Pull out each line of the data that includes the word "JSON".

=== The data ===

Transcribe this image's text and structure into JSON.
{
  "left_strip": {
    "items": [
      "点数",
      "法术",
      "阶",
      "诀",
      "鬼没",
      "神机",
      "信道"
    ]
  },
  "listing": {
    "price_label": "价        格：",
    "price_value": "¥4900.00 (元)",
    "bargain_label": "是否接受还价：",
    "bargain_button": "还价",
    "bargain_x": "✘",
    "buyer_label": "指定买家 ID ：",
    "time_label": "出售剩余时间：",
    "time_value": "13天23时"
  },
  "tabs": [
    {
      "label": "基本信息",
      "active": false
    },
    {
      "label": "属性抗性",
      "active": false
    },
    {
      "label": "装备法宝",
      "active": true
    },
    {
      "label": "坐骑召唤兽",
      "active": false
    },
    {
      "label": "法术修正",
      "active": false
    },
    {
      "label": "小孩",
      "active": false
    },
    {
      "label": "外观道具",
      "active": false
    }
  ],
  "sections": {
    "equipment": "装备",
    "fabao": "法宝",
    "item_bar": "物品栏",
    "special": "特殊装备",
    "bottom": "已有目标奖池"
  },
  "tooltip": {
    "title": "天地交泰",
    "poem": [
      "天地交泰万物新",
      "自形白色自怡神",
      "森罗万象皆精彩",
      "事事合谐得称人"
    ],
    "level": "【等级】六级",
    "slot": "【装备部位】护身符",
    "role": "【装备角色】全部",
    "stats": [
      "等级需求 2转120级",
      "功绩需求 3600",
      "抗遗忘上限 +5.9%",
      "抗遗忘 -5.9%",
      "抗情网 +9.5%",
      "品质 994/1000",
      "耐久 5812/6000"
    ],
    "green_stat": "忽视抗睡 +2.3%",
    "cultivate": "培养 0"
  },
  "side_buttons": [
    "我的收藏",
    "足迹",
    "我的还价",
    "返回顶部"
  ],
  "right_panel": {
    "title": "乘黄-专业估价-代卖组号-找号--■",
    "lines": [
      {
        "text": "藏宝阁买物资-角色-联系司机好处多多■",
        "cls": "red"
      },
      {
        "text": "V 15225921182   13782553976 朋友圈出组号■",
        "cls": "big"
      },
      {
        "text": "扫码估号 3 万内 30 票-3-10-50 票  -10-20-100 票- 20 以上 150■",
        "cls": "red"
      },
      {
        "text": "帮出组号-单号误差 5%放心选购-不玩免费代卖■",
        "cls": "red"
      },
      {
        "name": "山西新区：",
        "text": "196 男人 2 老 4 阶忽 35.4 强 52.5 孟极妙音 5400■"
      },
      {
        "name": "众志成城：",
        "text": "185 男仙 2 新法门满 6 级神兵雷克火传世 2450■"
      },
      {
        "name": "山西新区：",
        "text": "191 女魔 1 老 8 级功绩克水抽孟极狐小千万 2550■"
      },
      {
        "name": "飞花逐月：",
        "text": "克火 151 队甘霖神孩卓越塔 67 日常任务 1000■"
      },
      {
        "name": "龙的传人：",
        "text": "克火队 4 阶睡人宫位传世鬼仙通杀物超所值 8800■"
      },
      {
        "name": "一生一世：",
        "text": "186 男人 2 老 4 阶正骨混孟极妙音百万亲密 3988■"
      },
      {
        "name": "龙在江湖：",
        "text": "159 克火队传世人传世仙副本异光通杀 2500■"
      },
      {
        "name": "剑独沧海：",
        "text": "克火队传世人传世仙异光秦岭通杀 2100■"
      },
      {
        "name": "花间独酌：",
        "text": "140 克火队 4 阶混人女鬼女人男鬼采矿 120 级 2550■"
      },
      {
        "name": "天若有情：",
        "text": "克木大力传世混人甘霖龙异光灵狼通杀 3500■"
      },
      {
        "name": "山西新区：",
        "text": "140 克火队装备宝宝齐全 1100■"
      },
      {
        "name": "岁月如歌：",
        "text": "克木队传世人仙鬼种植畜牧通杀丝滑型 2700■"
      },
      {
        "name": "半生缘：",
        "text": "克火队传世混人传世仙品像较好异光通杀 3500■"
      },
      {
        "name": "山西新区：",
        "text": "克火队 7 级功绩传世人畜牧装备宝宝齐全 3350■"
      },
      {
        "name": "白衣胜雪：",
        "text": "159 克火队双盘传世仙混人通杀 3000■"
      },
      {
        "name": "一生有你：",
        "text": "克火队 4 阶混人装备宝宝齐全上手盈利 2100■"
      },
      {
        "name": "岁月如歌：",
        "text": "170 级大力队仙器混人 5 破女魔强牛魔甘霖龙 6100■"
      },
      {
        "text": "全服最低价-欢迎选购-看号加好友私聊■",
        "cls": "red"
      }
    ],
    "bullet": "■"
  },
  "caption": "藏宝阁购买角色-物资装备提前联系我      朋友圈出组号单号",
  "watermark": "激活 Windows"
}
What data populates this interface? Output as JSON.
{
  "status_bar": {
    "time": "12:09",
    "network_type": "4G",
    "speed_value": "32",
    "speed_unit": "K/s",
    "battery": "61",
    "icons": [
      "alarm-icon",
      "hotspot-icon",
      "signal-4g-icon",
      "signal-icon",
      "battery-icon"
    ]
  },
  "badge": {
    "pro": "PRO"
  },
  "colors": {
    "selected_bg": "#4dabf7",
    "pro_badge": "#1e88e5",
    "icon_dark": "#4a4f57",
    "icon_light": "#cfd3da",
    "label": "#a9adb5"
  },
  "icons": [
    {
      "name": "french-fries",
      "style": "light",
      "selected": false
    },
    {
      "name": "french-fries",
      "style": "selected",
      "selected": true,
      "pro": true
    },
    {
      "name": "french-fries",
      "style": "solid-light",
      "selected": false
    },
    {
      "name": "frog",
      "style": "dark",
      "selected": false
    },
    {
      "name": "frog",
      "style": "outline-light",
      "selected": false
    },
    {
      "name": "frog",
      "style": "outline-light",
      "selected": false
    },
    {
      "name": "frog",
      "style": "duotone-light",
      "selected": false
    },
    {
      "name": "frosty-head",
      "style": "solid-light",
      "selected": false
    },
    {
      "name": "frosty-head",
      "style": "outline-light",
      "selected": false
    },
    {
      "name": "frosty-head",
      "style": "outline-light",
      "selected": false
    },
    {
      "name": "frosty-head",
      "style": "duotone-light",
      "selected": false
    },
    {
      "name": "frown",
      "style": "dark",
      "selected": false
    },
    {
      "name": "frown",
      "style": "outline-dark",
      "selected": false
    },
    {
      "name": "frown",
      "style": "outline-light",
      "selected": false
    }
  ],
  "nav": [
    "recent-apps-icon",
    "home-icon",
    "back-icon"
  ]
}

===

### Output of the task
Transcribe this image's text and structure into JSON.
What data populates this interface? Output as JSON.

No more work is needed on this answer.